§ **Exercise aim**
All that is needed is every line of the listing below that has "JSON".
═══
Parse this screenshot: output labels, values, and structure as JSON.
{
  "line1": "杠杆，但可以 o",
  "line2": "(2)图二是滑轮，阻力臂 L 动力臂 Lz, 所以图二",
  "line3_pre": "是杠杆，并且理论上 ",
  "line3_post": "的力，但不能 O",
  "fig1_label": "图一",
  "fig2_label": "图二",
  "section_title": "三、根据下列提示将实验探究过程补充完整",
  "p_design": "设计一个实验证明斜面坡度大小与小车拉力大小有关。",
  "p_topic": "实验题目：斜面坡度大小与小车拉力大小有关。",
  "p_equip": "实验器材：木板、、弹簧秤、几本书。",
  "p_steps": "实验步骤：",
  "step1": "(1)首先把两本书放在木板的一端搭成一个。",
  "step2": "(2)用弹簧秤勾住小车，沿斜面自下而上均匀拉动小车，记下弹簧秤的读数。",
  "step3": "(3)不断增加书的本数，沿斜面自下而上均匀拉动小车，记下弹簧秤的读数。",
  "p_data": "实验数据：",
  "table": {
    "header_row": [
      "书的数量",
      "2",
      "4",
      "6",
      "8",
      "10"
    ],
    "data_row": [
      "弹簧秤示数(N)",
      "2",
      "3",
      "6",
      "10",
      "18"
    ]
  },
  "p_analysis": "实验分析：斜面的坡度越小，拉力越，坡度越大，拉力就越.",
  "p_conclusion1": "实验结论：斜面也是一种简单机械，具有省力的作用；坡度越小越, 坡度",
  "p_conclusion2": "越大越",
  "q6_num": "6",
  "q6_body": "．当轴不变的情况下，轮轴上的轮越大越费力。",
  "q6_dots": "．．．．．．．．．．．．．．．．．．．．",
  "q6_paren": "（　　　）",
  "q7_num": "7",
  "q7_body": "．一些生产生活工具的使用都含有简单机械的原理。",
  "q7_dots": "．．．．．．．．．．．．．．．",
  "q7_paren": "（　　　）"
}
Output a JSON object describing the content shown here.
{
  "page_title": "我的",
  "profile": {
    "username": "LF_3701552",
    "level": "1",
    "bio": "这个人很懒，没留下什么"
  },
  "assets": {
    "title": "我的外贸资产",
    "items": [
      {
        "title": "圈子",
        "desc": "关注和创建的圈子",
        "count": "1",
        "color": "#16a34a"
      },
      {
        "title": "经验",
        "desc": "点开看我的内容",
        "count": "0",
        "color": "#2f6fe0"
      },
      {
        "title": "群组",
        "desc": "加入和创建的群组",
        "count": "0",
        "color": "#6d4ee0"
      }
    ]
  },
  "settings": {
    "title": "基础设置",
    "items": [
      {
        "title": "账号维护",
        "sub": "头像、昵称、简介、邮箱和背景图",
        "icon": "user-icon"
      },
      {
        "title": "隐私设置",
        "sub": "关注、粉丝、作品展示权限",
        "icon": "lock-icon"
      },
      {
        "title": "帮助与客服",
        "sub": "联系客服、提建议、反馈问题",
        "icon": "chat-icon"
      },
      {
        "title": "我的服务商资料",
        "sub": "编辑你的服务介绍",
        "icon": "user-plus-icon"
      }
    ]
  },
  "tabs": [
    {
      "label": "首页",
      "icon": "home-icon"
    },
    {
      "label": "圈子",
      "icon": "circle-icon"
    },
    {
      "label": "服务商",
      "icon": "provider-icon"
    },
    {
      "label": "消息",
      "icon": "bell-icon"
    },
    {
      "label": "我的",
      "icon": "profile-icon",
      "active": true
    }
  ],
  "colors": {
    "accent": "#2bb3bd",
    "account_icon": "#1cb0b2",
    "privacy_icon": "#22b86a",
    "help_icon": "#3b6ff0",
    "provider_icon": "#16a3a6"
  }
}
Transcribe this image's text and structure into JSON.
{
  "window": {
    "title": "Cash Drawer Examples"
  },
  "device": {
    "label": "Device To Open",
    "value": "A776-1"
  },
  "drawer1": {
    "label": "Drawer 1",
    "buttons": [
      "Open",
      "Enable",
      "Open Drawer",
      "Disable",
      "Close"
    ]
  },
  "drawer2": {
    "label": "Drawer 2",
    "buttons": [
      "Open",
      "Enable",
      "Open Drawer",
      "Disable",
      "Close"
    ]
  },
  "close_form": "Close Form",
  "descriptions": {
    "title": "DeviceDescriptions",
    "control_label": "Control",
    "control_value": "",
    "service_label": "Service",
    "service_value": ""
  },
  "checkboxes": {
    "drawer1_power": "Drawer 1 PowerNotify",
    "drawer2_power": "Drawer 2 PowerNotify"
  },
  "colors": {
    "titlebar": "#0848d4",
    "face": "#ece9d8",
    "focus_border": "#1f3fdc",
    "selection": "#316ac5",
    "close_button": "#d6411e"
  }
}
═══
§ **Answer box**
Parse this screenshot: output labels, values, and structure as JSON.
Output a JSON object describing the content shown here.
Transcribe this image's text and structure into JSON.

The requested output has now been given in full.